==== RECORDS SHOWN ====

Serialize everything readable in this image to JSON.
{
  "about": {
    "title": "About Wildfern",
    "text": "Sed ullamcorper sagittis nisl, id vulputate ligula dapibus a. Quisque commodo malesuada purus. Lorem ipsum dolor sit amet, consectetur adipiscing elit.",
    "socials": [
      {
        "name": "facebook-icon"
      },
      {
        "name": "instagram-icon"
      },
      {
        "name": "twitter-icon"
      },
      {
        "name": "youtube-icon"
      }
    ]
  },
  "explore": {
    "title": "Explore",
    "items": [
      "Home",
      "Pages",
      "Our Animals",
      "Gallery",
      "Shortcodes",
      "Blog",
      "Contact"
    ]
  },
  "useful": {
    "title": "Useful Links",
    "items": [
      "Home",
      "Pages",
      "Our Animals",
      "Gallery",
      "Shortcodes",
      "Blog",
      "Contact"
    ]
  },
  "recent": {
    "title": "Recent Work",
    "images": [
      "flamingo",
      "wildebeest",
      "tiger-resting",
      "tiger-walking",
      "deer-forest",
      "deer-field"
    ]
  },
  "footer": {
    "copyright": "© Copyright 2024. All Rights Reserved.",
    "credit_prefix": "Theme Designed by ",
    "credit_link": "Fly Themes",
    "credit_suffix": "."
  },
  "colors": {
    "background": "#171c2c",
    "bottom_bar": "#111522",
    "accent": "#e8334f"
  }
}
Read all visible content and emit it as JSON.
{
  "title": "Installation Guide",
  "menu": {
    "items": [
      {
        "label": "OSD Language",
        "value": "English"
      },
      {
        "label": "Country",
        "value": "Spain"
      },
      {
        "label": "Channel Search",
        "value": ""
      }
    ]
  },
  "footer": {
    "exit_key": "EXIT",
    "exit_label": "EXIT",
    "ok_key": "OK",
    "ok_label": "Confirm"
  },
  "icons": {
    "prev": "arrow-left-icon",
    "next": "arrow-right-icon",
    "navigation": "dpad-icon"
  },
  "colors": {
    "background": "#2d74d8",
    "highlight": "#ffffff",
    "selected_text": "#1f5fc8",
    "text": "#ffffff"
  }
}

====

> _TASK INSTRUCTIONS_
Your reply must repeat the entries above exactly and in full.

> _FINISHED EXERCISE_
Serialize everything readable in this image to JSON.
{
  "about": {
    "title": "About Wildfern",
    "text": "Sed ullamcorper sagittis nisl, id vulputate ligula dapibus a. Quisque commodo malesuada purus. Lorem ipsum dolor sit amet, consectetur adipiscing elit.",
    "socials": [
      {
        "name": "facebook-icon"
      },
      {
        "name": "instagram-icon"
      },
      {
        "name": "twitter-icon"
      },
      {
        "name": "youtube-icon"
      }
    ]
  },
  "explore": {
    "title": "Explore",
    "items": [
      "Home",
      "Pages",
      "Our Animals",
      "Gallery",
      "Shortcodes",
      "Blog",
      "Contact"
    ]
  },
  "useful": {
    "title": "Useful Links",
    "items": [
      "Home",
      "Pages",
      "Our Animals",
      "Gallery",
      "Shortcodes",
      "Blog",
      "Contact"
    ]
  },
  "recent": {
    "title": "Recent Work",
    "images": [
      "flamingo",
      "wildebeest",
      "tiger-resting",
      "tiger-walking",
      "deer-forest",
      "deer-field"
    ]
  },
  "footer": {
    "copyright": "© Copyright 2024. All Rights Reserved.",
    "credit_prefix": "Theme Designed by ",
    "credit_link": "Fly Themes",
    "credit_suffix": "."
  },
  "colors": {
    "background": "#171c2c",
    "bottom_bar": "#111522",
    "accent": "#e8334f"
  }
}
Read all visible content and emit it as JSON.
{
  "title": "Installation Guide",
  "menu": {
    "items": [
      {
        "label": "OSD Language",
        "value": "English"
      },
      {
        "label": "Country",
        "value": "Spain"
      },
      {
        "label": "Channel Search",
        "value": ""
      }
    ]
  },
  "footer": {
    "exit_key": "EXIT",
    "exit_label": "EXIT",
    "ok_key": "OK",
    "ok_label": "Confirm"
  },
  "icons": {
    "prev": "arrow-left-icon",
    "next": "arrow-right-icon",
    "navigation": "dpad-icon"
  },
  "colors": {
    "background": "#2d74d8",
    "highlight": "#ffffff",
    "selected_text": "#1f5fc8",
    "text": "#ffffff"
  }
}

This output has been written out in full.